§ **Try it**
Nothing belongs in the answer except the lines of the material that include "옵션갱신".

(Records supplied)

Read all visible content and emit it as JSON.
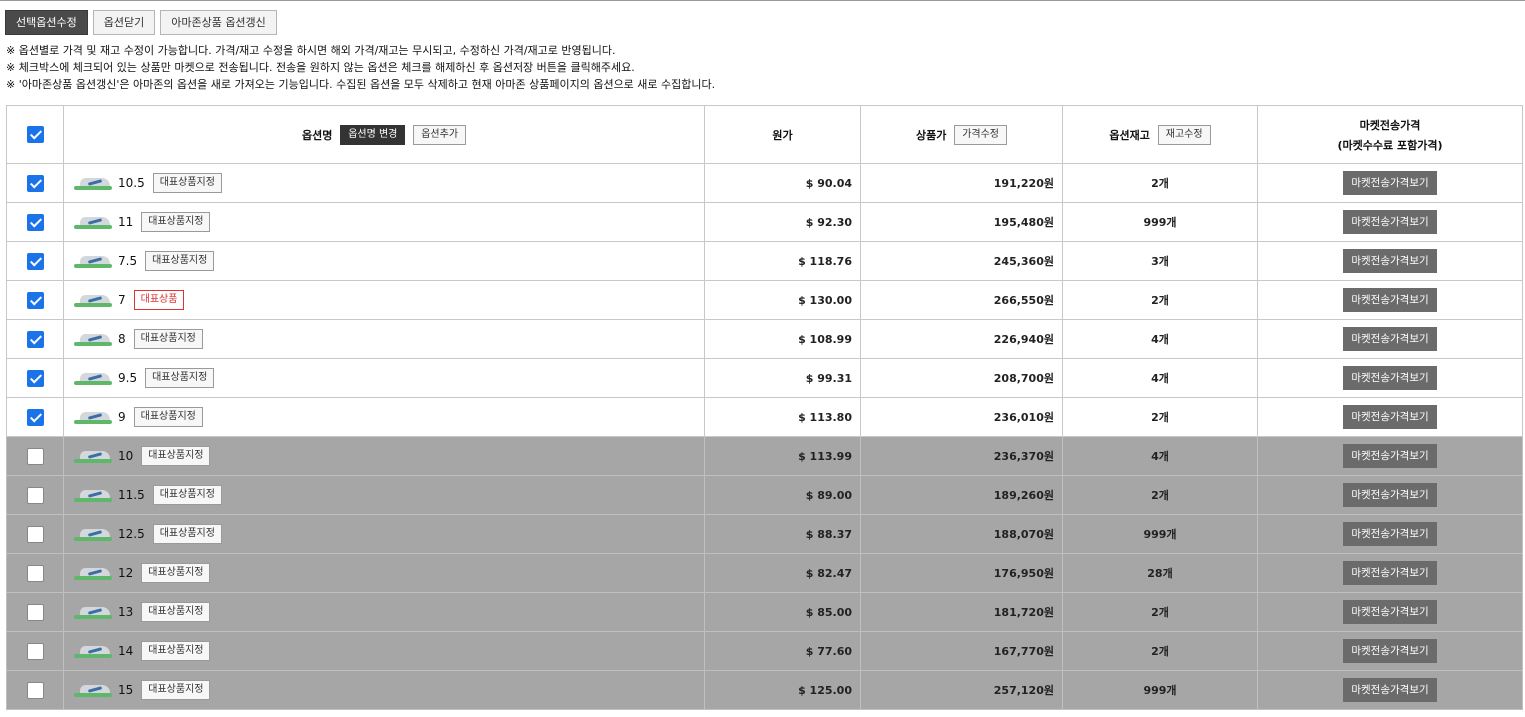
{
  "toolbar": {
    "edit_selected": "선택옵션수정",
    "close_options": "옵션닫기",
    "refresh_amazon": "아마존상품 옵션갱신"
  },
  "notes": [
    "※ 옵션별로 가격 및 재고 수정이 가능합니다. 가격/재고 수정을 하시면 해외 가격/재고는 무시되고, 수정하신 가격/재고로 반영됩니다.",
    "※ 체크박스에 체크되어 있는 상품만 마켓으로 전송됩니다. 전송을 원하지 않는 옵션은 체크를 해제하신 후 옵션저장 버튼을 클릭해주세요.",
    "※ '아마존상품 옵션갱신'은 아마존의 옵션을 새로 가져오는 기능입니다. 수집된 옵션을 모두 삭제하고 현재 아마존 상품페이지의 옵션으로 새로 수집합니다."
  ],
  "header": {
    "option_name": "옵션명",
    "change_name": "옵션명 변경",
    "add_option": "옵션추가",
    "original_price": "원가",
    "product_price": "상품가",
    "edit_price": "가격수정",
    "option_stock": "옵션재고",
    "edit_stock": "재고수정",
    "market_price_line1": "마켓전송가격",
    "market_price_line2": "(마켓수수료 포함가격)"
  },
  "labels": {
    "set_rep": "대표상품지정",
    "rep": "대표상품",
    "market_btn": "마켓전송가격보기"
  },
  "rows": [
    {
      "checked": true,
      "size": "10.5",
      "rep": false,
      "orig": "$ 90.04",
      "price": "191,220원",
      "stock": "2개"
    },
    {
      "checked": true,
      "size": "11",
      "rep": false,
      "orig": "$ 92.30",
      "price": "195,480원",
      "stock": "999개"
    },
    {
      "checked": true,
      "size": "7.5",
      "rep": false,
      "orig": "$ 118.76",
      "price": "245,360원",
      "stock": "3개"
    },
    {
      "checked": true,
      "size": "7",
      "rep": true,
      "orig": "$ 130.00",
      "price": "266,550원",
      "stock": "2개"
    },
    {
      "checked": true,
      "size": "8",
      "rep": false,
      "orig": "$ 108.99",
      "price": "226,940원",
      "stock": "4개"
    },
    {
      "checked": true,
      "size": "9.5",
      "rep": false,
      "orig": "$ 99.31",
      "price": "208,700원",
      "stock": "4개"
    },
    {
      "checked": true,
      "size": "9",
      "rep": false,
      "orig": "$ 113.80",
      "price": "236,010원",
      "stock": "2개"
    },
    {
      "checked": false,
      "size": "10",
      "rep": false,
      "orig": "$ 113.99",
      "price": "236,370원",
      "stock": "4개"
    },
    {
      "checked": false,
      "size": "11.5",
      "rep": false,
      "orig": "$ 89.00",
      "price": "189,260원",
      "stock": "2개"
    },
    {
      "checked": false,
      "size": "12.5",
      "rep": false,
      "orig": "$ 88.37",
      "price": "188,070원",
      "stock": "999개"
    },
    {
      "checked": false,
      "size": "12",
      "rep": false,
      "orig": "$ 82.47",
      "price": "176,950원",
      "stock": "28개"
    },
    {
      "checked": false,
      "size": "13",
      "rep": false,
      "orig": "$ 85.00",
      "price": "181,720원",
      "stock": "2개"
    },
    {
      "checked": false,
      "size": "14",
      "rep": false,
      "orig": "$ 77.60",
      "price": "167,770원",
      "stock": "2개"
    },
    {
      "checked": false,
      "size": "15",
      "rep": false,
      "orig": "$ 125.00",
      "price": "257,120원",
      "stock": "999개"
    }
  ],
  "colors": {
    "checkbox_checked": "#1a73e8",
    "unchecked_row_bg": "#a6a6a6",
    "rep_tag": "#dd3333",
    "market_button": "#6b6b6b"
  }
}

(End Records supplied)

§ **Solved problem**
    "refresh_amazon": "아마존상품 옵션갱신"
    "※ '아마존상품 옵션갱신'은 아마존의 옵션을 새로 가져오는 기능입니다. 수집된 옵션을 모두 삭제하고 현재 아마존 상품페이지의 옵션으로 새로 수집합니다."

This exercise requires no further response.